Jeff Waters

Canadian Thrash-Metal Veteran
Jeff Waters: Marc Debus.

Trends come and go, but Canadian rockers Annihilator always deliver crushing speed metal. Their newest release, Triple Threat, is aimed at the serious fan. We recently spoke with guitarist/vocalist Jeff Waters to learn more about it.

Triple Threat is hefty.

It’s an idea that came when we touring for our last studio record, Suicide Society. There was a break around Christmas, and the A&R guy at UDR Records said they’d be into doing something before the release of the next album. We thought, “Why don’t we grab a concert that already has cameras filming – a festival in Europe, for example. But if we’re going to do it, we don’t want to throw out a boring package.” And he agreed.  So we came up with… I guess Van Halen spawned this idea and I, of course, was the first in line to buy the CD of A Different Kind of Truth with the special CD package that had, I think, four black-and-white videos of them with David Lee Roth in Eddie’s studio – just a casual jam of “Beautiful Girls,” “Panama,” with Roth’s dogs running around and they’re all relaxed and smiling. In the back of my mind, I was always like, “I wish I could do something like that.” So I said, “What if we do something similar – in color?” And that spawned the second-disc idea. We picked some older songs and new songs. I wanted to do it live, like Van Halen had done. We still had one to go, so we said, “We can do a third disc and make it a mini-documentary thing.”

You’ve been Annihilator’s lead singer from time to time, and also worked with other singers.

I started the band in the mid ’80s with a singer friend, and we wrote some songs like “Alison Hell” and a few others that became sort of classics for us. But essentially, I just wanted to be in a band. My favorites at the time were Exodus, Anthrax, Slayer, Metallica’s first albums, and the first albums from Anvil, Razor, Exciter, and Venom. That’s what I was listening to. This was my post-Priest/Maiden/Van Halen/AC/DC/Kiss/Scorpions phase that went into the heavier music.

What happened very quickly was I tried to get the band together and get the right guys, and wanted to practice full-time and I didn’t want to do anything else. So I’d wash dishes at a restaurant, then I’d spend 12 hours a day working on music and trying to learn how these great artists write songs and play solos and rhythms. I got guys, but they just wanted to go out and party. I had a different sort of drive. So I realized I had to write the bass parts and play the bass, write the drum parts, write lyrics, because certain guys weren’t showing up, and I wanted to get this going. That is essentially the whole career of Annihilator. It’s more of a solo project where I’d hire a drummer or a singer to go in the studio, and then the separate part is the album is done and the promotion happens, and I look for guys to go on tour. For me, it was normal to just hire different guys and try to keep singers for a few albums if it was working out, and then I’d move on and try a different drummer or bass player. To outsiders who don’t know the band, it looks crazy, but I think it’s the reason I’m still here.

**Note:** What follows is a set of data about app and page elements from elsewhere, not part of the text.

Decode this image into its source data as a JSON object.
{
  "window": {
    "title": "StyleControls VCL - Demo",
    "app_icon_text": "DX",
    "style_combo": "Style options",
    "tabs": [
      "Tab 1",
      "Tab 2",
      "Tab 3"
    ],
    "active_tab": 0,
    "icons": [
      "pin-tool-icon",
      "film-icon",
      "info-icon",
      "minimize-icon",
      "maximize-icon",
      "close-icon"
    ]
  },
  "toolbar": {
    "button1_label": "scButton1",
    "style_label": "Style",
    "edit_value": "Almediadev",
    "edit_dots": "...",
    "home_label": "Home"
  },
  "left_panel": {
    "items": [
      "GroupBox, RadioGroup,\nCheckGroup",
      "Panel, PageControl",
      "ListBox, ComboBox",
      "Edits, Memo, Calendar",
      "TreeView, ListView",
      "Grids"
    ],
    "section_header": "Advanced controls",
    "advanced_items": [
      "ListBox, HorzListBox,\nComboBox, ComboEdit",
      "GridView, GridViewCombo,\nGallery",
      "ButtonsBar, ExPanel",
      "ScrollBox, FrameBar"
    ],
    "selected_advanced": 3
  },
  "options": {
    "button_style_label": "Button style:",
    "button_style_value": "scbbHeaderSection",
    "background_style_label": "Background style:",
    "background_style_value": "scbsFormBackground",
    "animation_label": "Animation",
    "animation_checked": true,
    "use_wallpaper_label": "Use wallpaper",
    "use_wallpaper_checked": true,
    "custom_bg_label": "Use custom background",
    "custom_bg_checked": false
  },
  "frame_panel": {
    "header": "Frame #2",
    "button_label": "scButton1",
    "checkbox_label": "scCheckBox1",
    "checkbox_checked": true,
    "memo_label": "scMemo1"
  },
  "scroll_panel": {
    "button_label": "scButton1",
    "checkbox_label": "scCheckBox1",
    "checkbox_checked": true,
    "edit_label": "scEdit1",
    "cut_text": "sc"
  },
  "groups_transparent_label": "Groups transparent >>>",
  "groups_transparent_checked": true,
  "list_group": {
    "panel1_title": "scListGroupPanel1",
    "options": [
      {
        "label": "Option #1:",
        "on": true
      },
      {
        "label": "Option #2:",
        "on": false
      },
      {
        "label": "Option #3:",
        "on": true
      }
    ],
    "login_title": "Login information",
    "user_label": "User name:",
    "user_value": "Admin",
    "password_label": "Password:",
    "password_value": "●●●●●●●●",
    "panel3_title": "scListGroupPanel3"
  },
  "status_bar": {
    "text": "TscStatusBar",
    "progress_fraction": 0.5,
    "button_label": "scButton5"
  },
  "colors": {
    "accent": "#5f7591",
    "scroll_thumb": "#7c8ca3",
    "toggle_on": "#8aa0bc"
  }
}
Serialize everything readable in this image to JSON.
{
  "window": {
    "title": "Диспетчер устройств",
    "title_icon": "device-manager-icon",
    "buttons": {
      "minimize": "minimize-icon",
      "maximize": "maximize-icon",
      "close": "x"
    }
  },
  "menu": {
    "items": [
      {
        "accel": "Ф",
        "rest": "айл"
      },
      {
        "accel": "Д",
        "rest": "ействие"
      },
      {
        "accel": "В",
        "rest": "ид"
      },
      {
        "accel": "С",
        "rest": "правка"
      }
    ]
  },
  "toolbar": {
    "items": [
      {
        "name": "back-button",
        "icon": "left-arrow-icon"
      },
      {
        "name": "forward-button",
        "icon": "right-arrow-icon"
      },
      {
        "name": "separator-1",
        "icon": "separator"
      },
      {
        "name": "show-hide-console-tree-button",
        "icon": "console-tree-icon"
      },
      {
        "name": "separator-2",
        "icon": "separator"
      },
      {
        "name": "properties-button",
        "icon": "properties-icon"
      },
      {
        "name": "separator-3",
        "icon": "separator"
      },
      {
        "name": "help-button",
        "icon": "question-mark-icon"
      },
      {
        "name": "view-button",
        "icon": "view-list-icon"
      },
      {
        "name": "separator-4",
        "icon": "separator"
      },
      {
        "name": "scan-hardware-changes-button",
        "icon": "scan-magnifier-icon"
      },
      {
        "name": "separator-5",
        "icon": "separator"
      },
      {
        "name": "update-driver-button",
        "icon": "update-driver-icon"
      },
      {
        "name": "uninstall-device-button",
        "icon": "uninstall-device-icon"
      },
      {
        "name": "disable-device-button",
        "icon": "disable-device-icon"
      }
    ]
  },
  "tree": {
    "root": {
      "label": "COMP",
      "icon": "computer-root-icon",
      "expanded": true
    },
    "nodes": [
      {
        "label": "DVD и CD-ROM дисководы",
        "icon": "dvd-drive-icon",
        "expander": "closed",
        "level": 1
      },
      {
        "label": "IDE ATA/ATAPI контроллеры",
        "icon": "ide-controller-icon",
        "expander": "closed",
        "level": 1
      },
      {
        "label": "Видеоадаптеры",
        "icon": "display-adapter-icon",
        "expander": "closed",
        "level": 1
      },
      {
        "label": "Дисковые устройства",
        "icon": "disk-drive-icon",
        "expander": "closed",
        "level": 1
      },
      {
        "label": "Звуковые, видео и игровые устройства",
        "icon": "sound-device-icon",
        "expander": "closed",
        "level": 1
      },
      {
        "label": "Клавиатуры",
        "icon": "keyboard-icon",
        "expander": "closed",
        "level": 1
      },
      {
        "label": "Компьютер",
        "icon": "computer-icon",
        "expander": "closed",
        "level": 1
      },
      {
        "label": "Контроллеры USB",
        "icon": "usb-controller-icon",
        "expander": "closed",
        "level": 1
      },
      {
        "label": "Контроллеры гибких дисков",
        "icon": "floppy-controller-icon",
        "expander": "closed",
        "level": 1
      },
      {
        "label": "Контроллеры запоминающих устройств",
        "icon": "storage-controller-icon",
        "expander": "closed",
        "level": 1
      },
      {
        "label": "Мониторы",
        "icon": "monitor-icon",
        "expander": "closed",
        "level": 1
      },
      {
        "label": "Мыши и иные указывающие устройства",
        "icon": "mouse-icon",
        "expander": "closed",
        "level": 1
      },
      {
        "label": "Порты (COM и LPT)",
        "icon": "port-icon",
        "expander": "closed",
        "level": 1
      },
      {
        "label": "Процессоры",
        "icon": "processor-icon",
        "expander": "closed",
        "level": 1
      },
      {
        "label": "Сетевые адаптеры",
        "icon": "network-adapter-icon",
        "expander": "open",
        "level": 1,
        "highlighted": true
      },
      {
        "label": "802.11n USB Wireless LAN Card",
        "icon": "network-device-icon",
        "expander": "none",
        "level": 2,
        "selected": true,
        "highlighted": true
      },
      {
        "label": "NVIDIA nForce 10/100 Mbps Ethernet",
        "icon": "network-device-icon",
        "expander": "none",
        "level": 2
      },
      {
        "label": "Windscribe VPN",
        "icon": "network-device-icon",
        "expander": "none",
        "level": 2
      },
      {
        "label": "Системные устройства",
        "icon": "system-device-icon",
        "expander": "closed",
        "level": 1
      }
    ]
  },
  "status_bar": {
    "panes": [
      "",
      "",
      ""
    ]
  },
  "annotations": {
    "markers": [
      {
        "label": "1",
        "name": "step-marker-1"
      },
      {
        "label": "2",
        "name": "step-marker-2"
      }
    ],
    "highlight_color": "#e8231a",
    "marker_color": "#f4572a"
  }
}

You’ve become synonymous with playing Flying Vs.

K.K. Downing has got to be my number one influence. When [Judas Priest’s] Defenders of the Faith tour came and he used the red Hamer V with the white pickguard, that combined with the Balls to the Wall Accept tour with Wolf Hoffmann and Herman Frank, they had the white Flying Vs, and then you had Michael Schenker and his brother, Rudolf, and you had Lips from Anvil.

But the root of that was I had some basic lessons in classical guitar, where you put the guitar – if you’re right-handed – on your left leg and not your right leg. The Flying V actually fit like a classical fits between your legs – so that was a natural fit for me. And the angle of the neck would bend up like a classical guitar would. Then I met the Gibson guys, and they wanted to do a Flying V with me; it’s every guitar player’s dream if a company like Gibson says, “We would like to do your own guitar.” I didn’t see it as a limited-edition, $3,000 guitar. I thought it was going to be something you could put in the stores that kids could afford. They said, “You need to talk to our sister company.” And that became a seven- or eight-year relationship with Epiphone.


This article originally appeared in VG June 2017 issue. All copyrights are by the author and Vintage Guitar magazine. Unauthorized replication or use is strictly prohibited.